Blog I live under water
Diving for the disabled

Diving for the disabled – diving without barriers

Diving for people with disabilities

Diving for the disabled? Diving is the easiest way to move to a different, better reality. The stress and worries of daily life are left on shore — you become free under water. Diving is also a sport which accepts all kinds of people, even persons with disabilities. Your body will not stop you from exploring the underwater world — a difficult diving spot, however, may. Not all diving sites are suitable for all divers. This may make you think that that the barrier to entry of diving for a disabled person is too high. Is it really, though? Or is a little good-hearted help from a diving center enough to let anyone start diving?

Persons with disabilities – who can dive?

There are only a few conditions which will prevent someone from diving: serious cardiovascular, respiratory and/or mental disorders. Except for individuals with the any of the aforementioned conditions, almost anyone can dive… people with paralyzed limbs, those who are deaf, and even those who are blind. People with disabilities use the same equipment as all other divers, and they are subject to the exact same safety standards. Depending on the degree of their disability, they usually dive with the help of one or two partners.

Diving for the disabled
Diving with disabilities

Where do disabled people dive?

In Poland, disabled people dive in Warsaw, Lublin, Zabrze, and many other areas. They sometimes practice in natural water bodies, for example in Ińsko and Hańcza. Usually, however, they choose swimming pools, because Polish lakes are often unsuitable for them. Adaptation of a diving spot for the needs of people with disabilities is not difficult — a bathroom equipped with a handrail and good entrance to the water is usually enough. Despite such minimal requirements, many places still are not suitable for disabled divers.

Entities associated with disabled people also organize foreign trips and/or courses — mainly to the Black and Adriatic Seas. The water there is warm, which is important for people with limb paralysis as they often have problems with thermoregulation.

Why is it so important?

Diving can be part of rehabilitation regime that improves not only the physical, but also the mental condition of disabled people. Underwater, everyone is equal — disabilities cease to exist. Thanks to an increased buoyancy, wheelchair users are no longer slaves to gravity. Their bodies are light as a feather. The standard communication system used while diving is based on body gestures, and is not a limitation for deaf people. Diving helps break down barriers and makes people with disabilities become more aware of their own abilities. It motivates people to take on challenges, it is a great medium for integration between people, and in the end: it gives a lot of satisfaction.

Organizations and courses

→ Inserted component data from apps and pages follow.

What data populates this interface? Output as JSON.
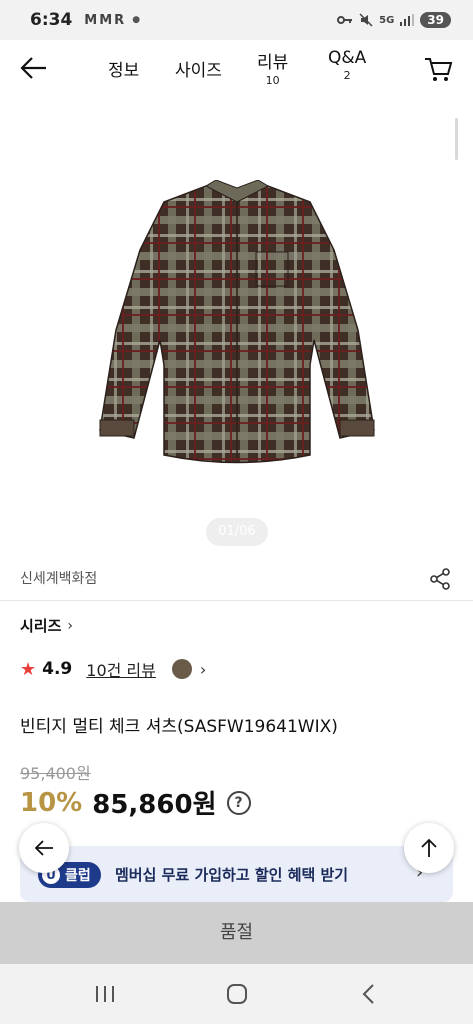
{
  "status_bar": {
    "time": "6:34",
    "left_icons": [
      "M",
      "M",
      "R"
    ],
    "network": "5G",
    "battery": "39"
  },
  "nav": {
    "tabs": [
      {
        "label": "정보",
        "count": ""
      },
      {
        "label": "사이즈",
        "count": ""
      },
      {
        "label": "리뷰",
        "count": "10"
      },
      {
        "label": "Q&A",
        "count": "2"
      }
    ]
  },
  "gallery": {
    "page_indicator": "01/06"
  },
  "brand": {
    "name": "신세계백화점"
  },
  "series": {
    "label": "시리즈",
    "chevron": "›"
  },
  "rating": {
    "value": "4.9",
    "review_link": "10건 리뷰"
  },
  "product": {
    "name": "빈티지 멀티 체크 셔츠(SASFW19641WIX)",
    "original_price": "95,400원",
    "discount": "10%",
    "sale_price": "85,860원",
    "help_symbol": "?"
  },
  "membership_banner": {
    "badge_letter": "U",
    "badge_label": "클럽",
    "text": "멤버십 무료 가입하고 할인 혜택 받기"
  },
  "bottom_bar": {
    "soldout_label": "품절"
  },
  "colors": {
    "discount": "#b89545",
    "star": "#e8413b",
    "banner_bg": "#eaeef9",
    "badge_bg": "#1e3a8a",
    "soldout_bg": "#cfcfcf"
  }
}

The HSA – Handicapped Scuba Association is the largest global association, which primarily focuses on organizing diving courses for people with disabilities. The HSA developed the Buddy Team training program. It is unique because a disabled person’s course takes place simultaneously with the course of a Dive Buddy — a diving companion. Dive Buddies can be friends, family members or spouses. This course combines the standard knowledge which the PADI OWD course does, but extends skills in the field of rescue. This type of training is provided by an increasing number of diving centers. Other organizations which offer similar courses include the “To ma sens” (which translates to “it makes sense”) foundation from Warsaw and the Silesian Association of Disabled Scuba Divers.

Łukasz Głowacki

I’ve been diving for almost 10 years. The underwater world won my heart quite quickly. From the very beginning I wanted to be a good diver and partner, so I kept practising until I got a Master Scuba Diver PADI degree. I dive in hot and cold waters around the world. The thing I like most about diving is the sense of weightlessness and possibility to dive in the depths. I’m not too demanding when it comes to the landscapes, although I do enjoy their diversity, so I like diving in different places and conditions.

Do you want to be up to date?